→ **Exercise requirements**: Determine how many lines in the records below include the word "user" and output that number alone.

(Element data from apps and pages)
-- Opening Marker --
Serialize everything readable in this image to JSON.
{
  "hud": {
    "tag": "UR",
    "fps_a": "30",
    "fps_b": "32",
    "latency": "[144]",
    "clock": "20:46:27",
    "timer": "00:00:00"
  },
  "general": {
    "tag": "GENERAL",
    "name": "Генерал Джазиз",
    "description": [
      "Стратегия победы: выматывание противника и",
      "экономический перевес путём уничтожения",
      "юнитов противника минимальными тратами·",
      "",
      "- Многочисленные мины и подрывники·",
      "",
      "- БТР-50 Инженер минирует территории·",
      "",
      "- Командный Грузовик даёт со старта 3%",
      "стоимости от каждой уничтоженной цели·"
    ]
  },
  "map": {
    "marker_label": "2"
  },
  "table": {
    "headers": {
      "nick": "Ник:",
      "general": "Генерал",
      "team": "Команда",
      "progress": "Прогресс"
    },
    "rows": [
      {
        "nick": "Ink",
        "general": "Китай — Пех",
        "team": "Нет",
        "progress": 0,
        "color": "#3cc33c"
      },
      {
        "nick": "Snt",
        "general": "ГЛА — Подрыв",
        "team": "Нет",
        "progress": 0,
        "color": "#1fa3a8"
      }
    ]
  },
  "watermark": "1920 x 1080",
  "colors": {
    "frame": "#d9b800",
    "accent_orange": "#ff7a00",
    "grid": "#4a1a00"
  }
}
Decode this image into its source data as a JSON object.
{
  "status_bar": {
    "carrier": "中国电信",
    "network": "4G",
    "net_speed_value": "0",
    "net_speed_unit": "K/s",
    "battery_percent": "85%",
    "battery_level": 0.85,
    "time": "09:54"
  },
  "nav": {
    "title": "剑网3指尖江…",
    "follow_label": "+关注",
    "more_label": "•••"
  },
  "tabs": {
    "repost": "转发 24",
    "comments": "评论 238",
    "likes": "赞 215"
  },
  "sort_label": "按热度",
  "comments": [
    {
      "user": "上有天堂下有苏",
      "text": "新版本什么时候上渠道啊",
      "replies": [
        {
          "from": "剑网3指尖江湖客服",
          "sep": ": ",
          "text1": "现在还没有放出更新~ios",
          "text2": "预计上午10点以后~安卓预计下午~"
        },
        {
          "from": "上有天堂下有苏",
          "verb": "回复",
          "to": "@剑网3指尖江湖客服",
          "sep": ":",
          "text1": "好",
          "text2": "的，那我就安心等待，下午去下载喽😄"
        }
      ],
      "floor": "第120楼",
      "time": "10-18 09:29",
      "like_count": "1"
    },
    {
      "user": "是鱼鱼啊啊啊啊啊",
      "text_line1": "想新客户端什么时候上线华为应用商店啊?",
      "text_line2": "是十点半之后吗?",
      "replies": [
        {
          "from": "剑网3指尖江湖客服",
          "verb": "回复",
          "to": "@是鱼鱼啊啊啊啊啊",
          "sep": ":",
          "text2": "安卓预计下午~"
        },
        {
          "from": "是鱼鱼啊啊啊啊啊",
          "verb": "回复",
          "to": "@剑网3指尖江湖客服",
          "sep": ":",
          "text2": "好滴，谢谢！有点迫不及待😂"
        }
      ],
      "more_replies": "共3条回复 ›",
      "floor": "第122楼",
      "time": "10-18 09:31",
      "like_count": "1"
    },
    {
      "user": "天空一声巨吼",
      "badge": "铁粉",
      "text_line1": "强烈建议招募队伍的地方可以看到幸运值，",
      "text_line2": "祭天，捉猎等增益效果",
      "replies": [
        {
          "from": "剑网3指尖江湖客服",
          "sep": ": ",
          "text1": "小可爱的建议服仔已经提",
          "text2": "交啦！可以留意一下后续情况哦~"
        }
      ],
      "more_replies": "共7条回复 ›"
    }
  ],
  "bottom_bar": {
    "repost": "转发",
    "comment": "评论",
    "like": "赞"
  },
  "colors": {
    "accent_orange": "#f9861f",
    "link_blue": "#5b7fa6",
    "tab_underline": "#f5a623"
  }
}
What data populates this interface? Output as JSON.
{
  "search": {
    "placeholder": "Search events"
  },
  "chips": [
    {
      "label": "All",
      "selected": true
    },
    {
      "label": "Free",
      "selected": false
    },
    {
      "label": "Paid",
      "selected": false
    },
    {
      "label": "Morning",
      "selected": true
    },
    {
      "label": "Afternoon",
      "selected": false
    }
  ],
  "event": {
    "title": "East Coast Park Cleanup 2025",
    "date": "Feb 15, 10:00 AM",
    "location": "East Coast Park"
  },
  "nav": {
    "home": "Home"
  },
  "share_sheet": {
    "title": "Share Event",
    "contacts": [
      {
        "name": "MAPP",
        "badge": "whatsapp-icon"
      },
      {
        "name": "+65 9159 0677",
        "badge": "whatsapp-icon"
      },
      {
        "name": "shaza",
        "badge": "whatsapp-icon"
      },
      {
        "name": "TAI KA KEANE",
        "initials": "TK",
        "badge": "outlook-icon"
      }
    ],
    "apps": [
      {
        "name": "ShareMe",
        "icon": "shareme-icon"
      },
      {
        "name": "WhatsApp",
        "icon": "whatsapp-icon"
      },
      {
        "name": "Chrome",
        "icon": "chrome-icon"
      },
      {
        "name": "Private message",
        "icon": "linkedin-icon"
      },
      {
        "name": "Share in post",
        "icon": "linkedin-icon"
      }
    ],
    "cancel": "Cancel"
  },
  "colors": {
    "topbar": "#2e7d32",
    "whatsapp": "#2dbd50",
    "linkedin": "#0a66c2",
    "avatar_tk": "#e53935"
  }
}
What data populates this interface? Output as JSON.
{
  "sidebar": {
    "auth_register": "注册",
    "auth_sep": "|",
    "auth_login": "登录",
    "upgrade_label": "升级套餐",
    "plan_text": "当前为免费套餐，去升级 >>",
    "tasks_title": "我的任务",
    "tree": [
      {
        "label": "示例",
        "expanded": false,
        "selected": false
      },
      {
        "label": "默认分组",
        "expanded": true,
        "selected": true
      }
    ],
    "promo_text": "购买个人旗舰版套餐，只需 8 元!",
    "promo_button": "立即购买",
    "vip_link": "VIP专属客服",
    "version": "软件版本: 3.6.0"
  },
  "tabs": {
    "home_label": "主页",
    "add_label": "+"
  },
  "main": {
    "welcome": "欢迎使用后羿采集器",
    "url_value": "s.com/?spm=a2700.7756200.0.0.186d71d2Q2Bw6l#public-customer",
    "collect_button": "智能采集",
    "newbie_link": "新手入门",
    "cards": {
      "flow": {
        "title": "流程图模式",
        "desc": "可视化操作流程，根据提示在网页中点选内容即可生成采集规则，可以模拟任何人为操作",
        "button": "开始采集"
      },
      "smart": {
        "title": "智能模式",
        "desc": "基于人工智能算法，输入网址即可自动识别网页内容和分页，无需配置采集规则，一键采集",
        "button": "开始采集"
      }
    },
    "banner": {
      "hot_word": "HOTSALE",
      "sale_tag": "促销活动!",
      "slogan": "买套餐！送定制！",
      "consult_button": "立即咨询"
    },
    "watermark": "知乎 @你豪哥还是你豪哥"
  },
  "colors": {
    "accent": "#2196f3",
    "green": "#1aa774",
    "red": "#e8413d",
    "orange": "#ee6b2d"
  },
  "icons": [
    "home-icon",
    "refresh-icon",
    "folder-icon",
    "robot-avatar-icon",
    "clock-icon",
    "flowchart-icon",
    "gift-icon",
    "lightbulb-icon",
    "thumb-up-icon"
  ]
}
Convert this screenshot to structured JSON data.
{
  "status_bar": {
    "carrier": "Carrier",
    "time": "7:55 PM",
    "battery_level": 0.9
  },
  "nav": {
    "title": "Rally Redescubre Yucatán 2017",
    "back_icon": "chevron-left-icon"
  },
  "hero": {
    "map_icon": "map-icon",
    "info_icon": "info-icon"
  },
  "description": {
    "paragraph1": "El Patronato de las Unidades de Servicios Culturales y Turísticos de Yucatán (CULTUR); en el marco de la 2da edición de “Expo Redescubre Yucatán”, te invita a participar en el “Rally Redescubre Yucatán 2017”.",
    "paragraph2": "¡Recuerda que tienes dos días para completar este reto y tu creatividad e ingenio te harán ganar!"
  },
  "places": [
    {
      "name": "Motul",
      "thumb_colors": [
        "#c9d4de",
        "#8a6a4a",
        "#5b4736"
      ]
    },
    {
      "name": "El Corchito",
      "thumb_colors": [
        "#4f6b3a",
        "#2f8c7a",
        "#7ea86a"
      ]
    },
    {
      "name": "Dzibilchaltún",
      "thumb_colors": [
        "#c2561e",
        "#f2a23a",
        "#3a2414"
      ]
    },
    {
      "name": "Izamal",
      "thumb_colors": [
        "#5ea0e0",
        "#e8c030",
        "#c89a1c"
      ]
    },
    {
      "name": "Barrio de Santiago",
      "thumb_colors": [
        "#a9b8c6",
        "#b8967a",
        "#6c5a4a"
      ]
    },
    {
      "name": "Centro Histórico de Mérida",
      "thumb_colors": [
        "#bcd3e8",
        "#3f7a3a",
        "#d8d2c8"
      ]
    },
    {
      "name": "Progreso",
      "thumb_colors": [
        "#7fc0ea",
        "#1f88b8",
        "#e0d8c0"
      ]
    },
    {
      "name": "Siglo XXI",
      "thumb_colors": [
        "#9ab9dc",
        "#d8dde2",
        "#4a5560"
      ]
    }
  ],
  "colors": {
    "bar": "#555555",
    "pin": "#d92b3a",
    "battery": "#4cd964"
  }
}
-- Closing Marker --
→ **Response**: 3